::: Provided records :::

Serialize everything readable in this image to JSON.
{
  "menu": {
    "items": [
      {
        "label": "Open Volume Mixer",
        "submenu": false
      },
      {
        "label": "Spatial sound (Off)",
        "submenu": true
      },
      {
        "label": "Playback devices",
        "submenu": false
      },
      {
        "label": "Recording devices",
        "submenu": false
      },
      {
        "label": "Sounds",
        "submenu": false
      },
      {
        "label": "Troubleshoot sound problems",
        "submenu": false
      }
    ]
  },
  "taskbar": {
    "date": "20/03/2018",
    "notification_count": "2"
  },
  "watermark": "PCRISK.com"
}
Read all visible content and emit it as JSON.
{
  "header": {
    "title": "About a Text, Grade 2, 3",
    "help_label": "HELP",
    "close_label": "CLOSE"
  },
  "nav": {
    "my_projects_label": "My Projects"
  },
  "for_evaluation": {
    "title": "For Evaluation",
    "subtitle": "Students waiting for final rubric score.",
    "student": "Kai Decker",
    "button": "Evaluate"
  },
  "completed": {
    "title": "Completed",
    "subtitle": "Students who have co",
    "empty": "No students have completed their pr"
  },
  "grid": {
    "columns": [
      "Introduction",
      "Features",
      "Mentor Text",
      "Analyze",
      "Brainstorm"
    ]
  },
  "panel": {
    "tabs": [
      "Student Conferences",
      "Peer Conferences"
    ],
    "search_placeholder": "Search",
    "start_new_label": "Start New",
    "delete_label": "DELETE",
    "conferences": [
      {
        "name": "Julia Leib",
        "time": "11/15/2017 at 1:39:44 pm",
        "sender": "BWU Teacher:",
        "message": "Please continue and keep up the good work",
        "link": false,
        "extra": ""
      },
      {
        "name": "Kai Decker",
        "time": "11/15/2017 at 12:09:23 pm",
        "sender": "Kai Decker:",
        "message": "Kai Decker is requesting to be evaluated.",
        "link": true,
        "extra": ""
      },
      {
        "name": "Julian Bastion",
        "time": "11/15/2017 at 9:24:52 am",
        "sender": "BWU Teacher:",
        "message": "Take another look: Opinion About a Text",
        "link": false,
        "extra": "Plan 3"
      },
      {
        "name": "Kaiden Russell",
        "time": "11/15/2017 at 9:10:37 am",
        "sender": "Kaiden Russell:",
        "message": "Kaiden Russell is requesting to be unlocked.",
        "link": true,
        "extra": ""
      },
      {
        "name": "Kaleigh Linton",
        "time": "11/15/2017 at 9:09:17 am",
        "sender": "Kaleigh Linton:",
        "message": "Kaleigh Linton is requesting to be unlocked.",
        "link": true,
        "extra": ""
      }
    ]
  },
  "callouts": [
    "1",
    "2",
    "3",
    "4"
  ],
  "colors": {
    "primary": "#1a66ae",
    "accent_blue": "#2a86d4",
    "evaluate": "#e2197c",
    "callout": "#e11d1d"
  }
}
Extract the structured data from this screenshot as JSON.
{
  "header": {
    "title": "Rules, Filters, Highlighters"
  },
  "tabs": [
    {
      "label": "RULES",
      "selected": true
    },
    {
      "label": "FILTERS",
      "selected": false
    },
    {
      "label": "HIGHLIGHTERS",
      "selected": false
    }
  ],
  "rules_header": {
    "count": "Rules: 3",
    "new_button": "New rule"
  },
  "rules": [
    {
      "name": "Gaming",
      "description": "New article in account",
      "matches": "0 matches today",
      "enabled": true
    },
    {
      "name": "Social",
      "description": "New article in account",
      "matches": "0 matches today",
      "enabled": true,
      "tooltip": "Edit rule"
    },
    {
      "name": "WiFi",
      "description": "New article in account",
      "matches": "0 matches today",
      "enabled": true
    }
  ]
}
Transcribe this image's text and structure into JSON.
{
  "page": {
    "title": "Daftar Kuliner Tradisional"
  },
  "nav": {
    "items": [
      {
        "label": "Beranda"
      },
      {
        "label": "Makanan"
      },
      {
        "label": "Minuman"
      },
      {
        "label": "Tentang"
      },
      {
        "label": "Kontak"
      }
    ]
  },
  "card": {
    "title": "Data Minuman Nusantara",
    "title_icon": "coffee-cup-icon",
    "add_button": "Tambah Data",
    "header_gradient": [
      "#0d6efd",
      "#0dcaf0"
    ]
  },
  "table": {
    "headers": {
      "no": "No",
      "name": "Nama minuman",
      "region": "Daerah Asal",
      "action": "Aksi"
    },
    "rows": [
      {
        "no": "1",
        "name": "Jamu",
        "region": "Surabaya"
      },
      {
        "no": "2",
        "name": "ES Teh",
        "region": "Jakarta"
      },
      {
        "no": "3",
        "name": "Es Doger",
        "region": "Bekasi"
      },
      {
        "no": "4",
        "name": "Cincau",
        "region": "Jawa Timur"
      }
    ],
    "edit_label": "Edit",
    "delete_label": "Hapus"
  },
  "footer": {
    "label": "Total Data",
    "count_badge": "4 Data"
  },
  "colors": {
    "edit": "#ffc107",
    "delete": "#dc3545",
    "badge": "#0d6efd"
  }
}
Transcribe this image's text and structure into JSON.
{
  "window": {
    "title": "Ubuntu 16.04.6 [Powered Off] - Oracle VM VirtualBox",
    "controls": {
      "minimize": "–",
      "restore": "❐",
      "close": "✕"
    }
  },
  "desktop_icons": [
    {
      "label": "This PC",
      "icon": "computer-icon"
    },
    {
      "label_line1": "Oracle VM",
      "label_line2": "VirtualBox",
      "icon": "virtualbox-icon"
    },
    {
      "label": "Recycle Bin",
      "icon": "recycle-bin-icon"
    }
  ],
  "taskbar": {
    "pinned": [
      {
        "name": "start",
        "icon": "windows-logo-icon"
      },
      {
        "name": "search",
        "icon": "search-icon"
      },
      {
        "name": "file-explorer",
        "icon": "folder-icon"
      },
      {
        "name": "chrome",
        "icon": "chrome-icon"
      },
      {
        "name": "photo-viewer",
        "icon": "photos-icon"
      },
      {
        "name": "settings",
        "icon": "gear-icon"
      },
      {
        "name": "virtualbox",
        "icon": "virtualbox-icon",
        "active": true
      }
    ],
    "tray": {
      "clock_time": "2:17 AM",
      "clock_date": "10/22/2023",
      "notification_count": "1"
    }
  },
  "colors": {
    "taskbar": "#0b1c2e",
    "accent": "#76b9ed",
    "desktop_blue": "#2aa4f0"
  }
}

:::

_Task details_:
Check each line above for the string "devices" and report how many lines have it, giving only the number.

_Reply to the exercise_:
2